TASK ITEM:
All lines below containing "JSON" are to be listed.

DATA PROVIDED:
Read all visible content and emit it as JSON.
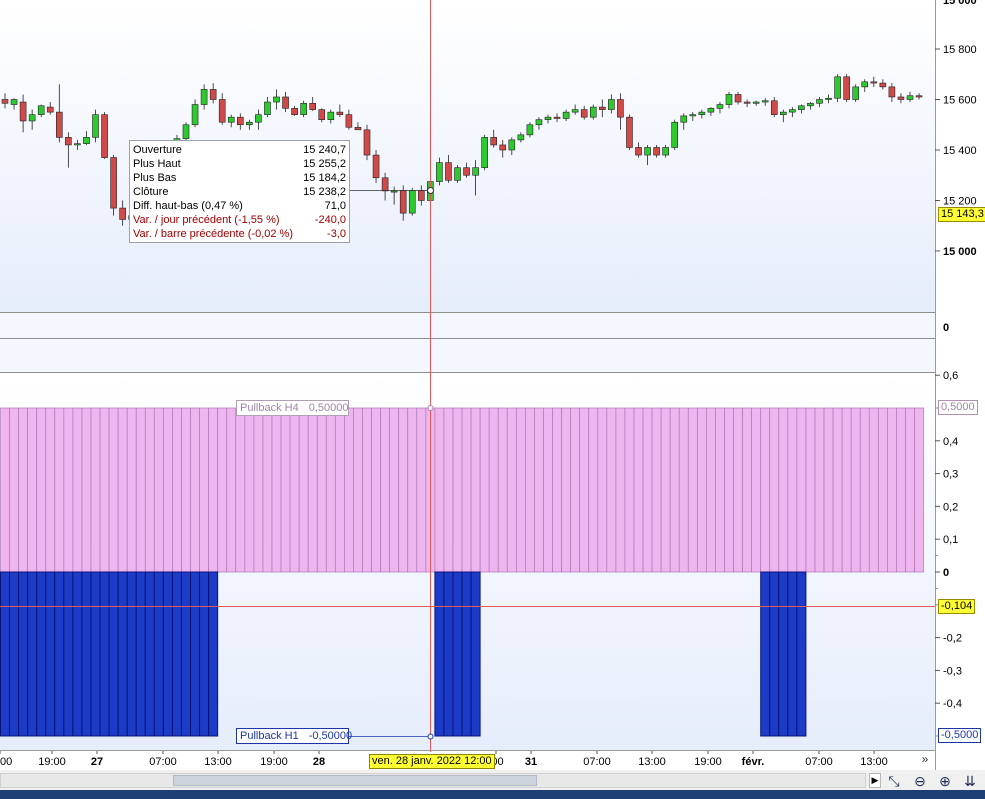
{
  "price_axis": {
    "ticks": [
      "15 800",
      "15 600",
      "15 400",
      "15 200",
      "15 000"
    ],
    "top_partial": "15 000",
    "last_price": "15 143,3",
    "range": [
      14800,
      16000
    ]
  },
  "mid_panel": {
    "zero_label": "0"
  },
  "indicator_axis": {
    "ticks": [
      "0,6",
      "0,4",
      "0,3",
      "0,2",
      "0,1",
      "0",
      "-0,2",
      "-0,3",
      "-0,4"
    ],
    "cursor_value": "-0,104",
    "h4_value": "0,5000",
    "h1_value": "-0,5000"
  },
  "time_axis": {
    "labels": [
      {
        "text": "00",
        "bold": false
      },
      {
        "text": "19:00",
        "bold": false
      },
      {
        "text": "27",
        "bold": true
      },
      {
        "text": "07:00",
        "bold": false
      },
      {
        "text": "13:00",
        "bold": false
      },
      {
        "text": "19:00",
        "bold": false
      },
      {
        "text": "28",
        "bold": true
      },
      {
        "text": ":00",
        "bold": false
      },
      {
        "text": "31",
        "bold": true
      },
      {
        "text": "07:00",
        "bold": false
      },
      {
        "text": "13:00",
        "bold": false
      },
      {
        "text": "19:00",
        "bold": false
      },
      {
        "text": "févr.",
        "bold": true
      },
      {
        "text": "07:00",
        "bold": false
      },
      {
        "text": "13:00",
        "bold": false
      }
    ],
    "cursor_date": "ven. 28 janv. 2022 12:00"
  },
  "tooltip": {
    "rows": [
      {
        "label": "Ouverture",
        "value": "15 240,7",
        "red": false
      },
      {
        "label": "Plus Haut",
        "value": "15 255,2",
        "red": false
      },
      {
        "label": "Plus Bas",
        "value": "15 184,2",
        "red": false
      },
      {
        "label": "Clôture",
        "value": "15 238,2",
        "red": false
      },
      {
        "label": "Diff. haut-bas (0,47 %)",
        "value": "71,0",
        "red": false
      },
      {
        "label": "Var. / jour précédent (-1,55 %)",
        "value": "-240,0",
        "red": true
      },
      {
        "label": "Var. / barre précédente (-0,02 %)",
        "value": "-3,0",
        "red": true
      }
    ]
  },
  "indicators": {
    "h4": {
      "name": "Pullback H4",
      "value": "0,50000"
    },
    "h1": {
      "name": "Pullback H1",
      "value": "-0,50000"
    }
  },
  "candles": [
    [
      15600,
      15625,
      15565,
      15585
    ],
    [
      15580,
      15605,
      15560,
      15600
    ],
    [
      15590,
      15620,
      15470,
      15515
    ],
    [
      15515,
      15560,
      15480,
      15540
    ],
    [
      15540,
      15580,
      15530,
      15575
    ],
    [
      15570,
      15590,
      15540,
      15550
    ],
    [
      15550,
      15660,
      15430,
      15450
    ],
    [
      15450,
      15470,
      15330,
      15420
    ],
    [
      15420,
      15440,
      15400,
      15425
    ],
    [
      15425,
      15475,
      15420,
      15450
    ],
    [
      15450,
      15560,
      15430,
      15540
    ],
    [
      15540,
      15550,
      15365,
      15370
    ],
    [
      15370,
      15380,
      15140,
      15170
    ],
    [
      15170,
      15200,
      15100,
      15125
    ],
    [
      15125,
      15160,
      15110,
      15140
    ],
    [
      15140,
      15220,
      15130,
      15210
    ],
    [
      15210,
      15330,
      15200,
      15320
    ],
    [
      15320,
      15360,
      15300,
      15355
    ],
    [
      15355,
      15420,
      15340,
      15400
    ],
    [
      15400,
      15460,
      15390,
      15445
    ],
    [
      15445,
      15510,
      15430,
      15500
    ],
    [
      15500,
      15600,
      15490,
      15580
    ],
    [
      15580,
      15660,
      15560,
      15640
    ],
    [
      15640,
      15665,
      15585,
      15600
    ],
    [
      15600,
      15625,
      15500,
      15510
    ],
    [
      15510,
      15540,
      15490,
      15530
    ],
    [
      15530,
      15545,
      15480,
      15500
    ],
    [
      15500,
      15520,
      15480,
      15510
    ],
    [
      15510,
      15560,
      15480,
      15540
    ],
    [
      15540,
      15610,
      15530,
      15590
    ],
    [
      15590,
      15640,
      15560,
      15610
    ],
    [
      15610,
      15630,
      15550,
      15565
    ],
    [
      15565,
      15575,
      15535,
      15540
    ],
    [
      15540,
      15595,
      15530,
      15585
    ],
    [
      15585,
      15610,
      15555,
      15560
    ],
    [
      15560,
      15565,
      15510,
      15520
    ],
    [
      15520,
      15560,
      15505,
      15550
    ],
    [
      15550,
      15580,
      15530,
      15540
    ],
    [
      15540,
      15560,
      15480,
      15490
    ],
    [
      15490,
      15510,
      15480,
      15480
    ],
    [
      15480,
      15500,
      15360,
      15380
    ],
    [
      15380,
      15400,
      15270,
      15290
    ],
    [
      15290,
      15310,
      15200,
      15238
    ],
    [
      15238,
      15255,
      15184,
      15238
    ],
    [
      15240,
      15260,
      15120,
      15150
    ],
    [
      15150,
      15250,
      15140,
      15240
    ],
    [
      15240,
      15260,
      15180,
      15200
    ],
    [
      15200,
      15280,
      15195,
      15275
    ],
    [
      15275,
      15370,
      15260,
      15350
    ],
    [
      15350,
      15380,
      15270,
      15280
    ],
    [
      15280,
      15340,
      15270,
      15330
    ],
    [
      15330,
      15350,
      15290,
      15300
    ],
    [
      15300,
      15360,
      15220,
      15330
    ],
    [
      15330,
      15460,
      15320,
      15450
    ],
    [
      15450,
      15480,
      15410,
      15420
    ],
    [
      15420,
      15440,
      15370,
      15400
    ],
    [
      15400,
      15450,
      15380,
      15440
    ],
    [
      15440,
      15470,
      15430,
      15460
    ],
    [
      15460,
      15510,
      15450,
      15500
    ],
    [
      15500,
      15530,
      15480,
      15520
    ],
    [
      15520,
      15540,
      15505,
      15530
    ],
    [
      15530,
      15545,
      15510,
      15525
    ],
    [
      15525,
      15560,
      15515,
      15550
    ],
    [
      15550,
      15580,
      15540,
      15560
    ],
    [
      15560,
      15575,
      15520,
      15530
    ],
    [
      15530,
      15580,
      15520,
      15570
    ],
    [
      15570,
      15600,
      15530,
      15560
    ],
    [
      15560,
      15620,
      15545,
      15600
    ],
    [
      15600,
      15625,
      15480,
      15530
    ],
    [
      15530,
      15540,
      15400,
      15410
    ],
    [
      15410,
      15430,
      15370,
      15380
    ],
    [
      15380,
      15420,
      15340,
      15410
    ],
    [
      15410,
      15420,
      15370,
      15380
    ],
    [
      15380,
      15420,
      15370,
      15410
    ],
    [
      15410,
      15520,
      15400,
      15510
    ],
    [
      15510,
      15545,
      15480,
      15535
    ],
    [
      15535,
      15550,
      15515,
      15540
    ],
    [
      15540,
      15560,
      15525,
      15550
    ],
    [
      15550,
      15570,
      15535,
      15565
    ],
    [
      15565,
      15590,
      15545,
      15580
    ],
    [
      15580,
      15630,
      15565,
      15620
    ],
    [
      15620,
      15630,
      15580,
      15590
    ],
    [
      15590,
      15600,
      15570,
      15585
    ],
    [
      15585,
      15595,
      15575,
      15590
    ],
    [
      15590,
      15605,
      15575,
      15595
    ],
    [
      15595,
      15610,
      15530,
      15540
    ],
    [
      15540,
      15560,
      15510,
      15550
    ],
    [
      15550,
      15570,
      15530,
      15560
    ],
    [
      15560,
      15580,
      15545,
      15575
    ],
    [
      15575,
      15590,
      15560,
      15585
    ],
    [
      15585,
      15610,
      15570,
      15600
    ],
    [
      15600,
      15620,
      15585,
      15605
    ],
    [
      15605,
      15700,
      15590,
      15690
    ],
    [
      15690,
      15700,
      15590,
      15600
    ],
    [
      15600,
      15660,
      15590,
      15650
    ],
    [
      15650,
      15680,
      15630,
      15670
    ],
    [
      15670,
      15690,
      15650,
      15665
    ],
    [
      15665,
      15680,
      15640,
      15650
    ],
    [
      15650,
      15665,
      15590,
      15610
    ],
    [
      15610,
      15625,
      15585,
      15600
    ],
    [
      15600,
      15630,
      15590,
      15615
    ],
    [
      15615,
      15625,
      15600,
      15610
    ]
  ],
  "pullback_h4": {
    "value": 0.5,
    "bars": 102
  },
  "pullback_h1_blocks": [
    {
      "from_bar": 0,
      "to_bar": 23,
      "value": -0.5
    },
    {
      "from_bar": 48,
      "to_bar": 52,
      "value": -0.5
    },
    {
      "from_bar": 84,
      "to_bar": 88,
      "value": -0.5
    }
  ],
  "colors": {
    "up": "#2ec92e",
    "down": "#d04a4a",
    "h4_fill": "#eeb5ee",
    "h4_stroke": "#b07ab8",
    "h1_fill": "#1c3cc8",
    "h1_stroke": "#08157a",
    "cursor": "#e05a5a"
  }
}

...

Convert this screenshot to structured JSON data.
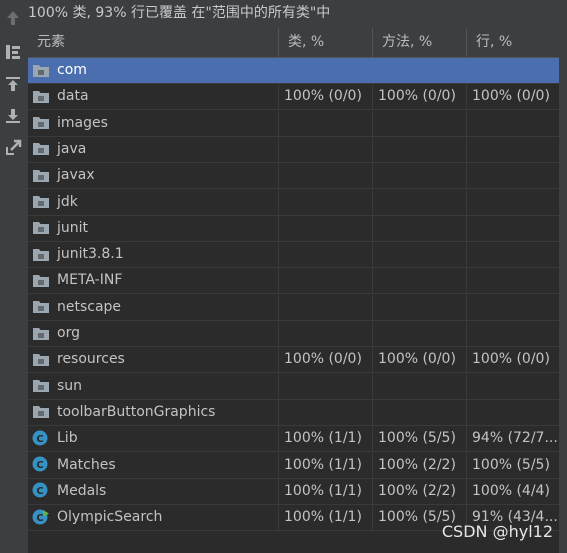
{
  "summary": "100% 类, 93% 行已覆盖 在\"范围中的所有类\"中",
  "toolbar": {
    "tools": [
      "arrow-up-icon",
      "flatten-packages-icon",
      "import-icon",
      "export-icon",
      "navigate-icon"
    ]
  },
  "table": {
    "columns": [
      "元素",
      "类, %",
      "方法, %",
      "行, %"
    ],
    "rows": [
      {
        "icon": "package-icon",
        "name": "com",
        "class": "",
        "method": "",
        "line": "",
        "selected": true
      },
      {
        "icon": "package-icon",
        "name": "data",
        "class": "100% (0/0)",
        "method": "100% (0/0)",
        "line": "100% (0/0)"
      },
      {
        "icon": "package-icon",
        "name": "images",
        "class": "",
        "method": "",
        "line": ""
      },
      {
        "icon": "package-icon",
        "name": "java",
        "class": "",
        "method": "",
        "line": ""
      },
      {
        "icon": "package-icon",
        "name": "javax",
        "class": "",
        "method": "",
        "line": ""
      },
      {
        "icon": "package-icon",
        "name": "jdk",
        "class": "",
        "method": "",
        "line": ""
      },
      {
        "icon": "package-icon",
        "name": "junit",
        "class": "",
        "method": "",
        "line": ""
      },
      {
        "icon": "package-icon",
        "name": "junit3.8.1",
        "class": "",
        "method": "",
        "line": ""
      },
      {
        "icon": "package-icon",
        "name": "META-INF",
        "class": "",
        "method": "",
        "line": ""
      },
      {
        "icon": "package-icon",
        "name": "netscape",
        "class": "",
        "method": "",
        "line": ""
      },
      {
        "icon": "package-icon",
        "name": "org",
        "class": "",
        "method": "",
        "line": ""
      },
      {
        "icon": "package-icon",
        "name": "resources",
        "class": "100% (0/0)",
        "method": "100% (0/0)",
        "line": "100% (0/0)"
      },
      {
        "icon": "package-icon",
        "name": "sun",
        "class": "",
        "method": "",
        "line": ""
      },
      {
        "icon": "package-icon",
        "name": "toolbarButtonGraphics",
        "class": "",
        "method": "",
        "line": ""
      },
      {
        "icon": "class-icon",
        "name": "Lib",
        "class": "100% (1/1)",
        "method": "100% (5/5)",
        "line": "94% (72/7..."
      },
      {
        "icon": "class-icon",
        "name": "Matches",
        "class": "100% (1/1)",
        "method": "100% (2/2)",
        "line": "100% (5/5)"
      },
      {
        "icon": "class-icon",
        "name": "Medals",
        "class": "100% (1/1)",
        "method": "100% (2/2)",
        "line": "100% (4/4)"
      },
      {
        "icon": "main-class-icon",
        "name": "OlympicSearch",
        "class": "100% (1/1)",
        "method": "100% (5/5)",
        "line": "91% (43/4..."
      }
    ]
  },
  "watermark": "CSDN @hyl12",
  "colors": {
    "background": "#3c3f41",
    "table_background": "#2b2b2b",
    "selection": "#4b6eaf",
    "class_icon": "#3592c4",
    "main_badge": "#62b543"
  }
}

EXERCISE RESULT:
Read all visible content and emit it as JSON.
Convert this screenshot to structured JSON data.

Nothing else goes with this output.